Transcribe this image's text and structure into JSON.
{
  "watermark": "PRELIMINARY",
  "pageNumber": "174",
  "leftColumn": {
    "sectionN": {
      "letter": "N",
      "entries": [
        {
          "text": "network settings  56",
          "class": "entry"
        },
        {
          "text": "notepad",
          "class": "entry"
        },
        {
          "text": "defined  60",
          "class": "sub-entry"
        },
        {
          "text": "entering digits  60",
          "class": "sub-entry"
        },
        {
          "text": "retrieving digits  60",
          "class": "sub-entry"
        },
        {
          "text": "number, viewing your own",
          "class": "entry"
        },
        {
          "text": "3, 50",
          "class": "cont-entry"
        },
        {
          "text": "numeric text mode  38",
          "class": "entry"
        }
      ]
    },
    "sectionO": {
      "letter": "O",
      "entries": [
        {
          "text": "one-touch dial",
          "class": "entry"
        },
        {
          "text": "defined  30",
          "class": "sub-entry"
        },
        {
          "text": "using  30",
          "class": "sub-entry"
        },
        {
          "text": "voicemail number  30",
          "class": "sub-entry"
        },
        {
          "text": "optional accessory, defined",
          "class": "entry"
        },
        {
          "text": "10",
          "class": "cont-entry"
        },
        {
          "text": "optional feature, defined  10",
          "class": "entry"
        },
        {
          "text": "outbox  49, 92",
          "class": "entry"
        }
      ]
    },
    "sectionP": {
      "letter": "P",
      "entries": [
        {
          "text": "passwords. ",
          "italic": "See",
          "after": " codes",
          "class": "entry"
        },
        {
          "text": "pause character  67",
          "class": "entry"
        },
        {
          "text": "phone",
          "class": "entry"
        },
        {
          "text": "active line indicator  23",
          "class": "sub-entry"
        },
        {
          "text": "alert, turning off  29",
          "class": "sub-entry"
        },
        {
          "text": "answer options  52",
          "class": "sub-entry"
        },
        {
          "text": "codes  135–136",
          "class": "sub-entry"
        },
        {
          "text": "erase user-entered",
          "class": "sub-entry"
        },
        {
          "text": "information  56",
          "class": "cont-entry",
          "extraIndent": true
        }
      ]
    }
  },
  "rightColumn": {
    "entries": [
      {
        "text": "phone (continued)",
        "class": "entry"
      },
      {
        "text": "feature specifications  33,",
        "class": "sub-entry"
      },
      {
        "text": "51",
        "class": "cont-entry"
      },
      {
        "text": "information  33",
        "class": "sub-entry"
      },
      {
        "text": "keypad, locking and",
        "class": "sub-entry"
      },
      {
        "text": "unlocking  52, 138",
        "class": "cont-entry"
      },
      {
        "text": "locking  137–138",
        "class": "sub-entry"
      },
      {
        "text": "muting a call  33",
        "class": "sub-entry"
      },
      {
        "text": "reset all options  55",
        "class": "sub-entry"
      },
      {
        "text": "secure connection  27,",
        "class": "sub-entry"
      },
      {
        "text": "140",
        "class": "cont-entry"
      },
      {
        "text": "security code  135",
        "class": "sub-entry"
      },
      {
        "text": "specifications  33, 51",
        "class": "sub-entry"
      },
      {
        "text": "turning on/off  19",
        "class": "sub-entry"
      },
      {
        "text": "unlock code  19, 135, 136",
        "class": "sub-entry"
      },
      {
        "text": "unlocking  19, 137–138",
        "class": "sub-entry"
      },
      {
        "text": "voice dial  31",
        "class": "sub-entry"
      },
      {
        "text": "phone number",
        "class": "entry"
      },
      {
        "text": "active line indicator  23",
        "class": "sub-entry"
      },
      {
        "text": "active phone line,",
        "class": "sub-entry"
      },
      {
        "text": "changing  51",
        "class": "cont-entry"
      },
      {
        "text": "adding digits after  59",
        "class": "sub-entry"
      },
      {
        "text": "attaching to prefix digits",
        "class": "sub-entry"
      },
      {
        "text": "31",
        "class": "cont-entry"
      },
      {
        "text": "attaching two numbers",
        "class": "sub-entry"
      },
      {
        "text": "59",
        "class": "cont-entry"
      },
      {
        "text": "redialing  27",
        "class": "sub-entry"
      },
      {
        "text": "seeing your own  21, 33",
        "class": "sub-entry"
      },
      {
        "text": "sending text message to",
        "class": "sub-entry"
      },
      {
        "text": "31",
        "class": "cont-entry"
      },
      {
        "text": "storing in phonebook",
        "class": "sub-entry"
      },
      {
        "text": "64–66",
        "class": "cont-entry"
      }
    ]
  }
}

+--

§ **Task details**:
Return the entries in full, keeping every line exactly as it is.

§ **Result of the exercise**:
Transcribe this image's text and structure into JSON.
{
  "watermark": "PRELIMINARY",
  "pageNumber": "174",
  "leftColumn": {
    "sectionN": {
      "letter": "N",
      "entries": [
        {
          "text": "network settings  56",
          "class": "entry"
        },
        {
          "text": "notepad",
          "class": "entry"
        },
        {
          "text": "defined  60",
          "class": "sub-entry"
        },
        {
          "text": "entering digits  60",
          "class": "sub-entry"
        },
        {
          "text": "retrieving digits  60",
          "class": "sub-entry"
        },
        {
          "text": "number, viewing your own",
          "class": "entry"
        },
        {
          "text": "3, 50",
          "class": "cont-entry"
        },
        {
          "text": "numeric text mode  38",
          "class": "entry"
        }
      ]
    },
    "sectionO": {
      "letter": "O",
      "entries": [
        {
          "text": "one-touch dial",
          "class": "entry"
        },
        {
          "text": "defined  30",
          "class": "sub-entry"
        },
        {
          "text": "using  30",
          "class": "sub-entry"
        },
        {
          "text": "voicemail number  30",
          "class": "sub-entry"
        },
        {
          "text": "optional accessory, defined",
          "class": "entry"
        },
        {
          "text": "10",
          "class": "cont-entry"
        },
        {
          "text": "optional feature, defined  10",
          "class": "entry"
        },
        {
          "text": "outbox  49, 92",
          "class": "entry"
        }
      ]
    },
    "sectionP": {
      "letter": "P",
      "entries": [
        {
          "text": "passwords. ",
          "italic": "See",
          "after": " codes",
          "class": "entry"
        },
        {
          "text": "pause character  67",
          "class": "entry"
        },
        {
          "text": "phone",
          "class": "entry"
        },
        {
          "text": "active line indicator  23",
          "class": "sub-entry"
        },
        {
          "text": "alert, turning off  29",
          "class": "sub-entry"
        },
        {
          "text": "answer options  52",
          "class": "sub-entry"
        },
        {
          "text": "codes  135–136",
          "class": "sub-entry"
        },
        {
          "text": "erase user-entered",
          "class": "sub-entry"
        },
        {
          "text": "information  56",
          "class": "cont-entry",
          "extraIndent": true
        }
      ]
    }
  },
  "rightColumn": {
    "entries": [
      {
        "text": "phone (continued)",
        "class": "entry"
      },
      {
        "text": "feature specifications  33,",
        "class": "sub-entry"
      },
      {
        "text": "51",
        "class": "cont-entry"
      },
      {
        "text": "information  33",
        "class": "sub-entry"
      },
      {
        "text": "keypad, locking and",
        "class": "sub-entry"
      },
      {
        "text": "unlocking  52, 138",
        "class": "cont-entry"
      },
      {
        "text": "locking  137–138",
        "class": "sub-entry"
      },
      {
        "text": "muting a call  33",
        "class": "sub-entry"
      },
      {
        "text": "reset all options  55",
        "class": "sub-entry"
      },
      {
        "text": "secure connection  27,",
        "class": "sub-entry"
      },
      {
        "text": "140",
        "class": "cont-entry"
      },
      {
        "text": "security code  135",
        "class": "sub-entry"
      },
      {
        "text": "specifications  33, 51",
        "class": "sub-entry"
      },
      {
        "text": "turning on/off  19",
        "class": "sub-entry"
      },
      {
        "text": "unlock code  19, 135, 136",
        "class": "sub-entry"
      },
      {
        "text": "unlocking  19, 137–138",
        "class": "sub-entry"
      },
      {
        "text": "voice dial  31",
        "class": "sub-entry"
      },
      {
        "text": "phone number",
        "class": "entry"
      },
      {
        "text": "active line indicator  23",
        "class": "sub-entry"
      },
      {
        "text": "active phone line,",
        "class": "sub-entry"
      },
      {
        "text": "changing  51",
        "class": "cont-entry"
      },
      {
        "text": "adding digits after  59",
        "class": "sub-entry"
      },
      {
        "text": "attaching to prefix digits",
        "class": "sub-entry"
      },
      {
        "text": "31",
        "class": "cont-entry"
      },
      {
        "text": "attaching two numbers",
        "class": "sub-entry"
      },
      {
        "text": "59",
        "class": "cont-entry"
      },
      {
        "text": "redialing  27",
        "class": "sub-entry"
      },
      {
        "text": "seeing your own  21, 33",
        "class": "sub-entry"
      },
      {
        "text": "sending text message to",
        "class": "sub-entry"
      },
      {
        "text": "31",
        "class": "cont-entry"
      },
      {
        "text": "storing in phonebook",
        "class": "sub-entry"
      },
      {
        "text": "64–66",
        "class": "cont-entry"
      }
    ]
  }
}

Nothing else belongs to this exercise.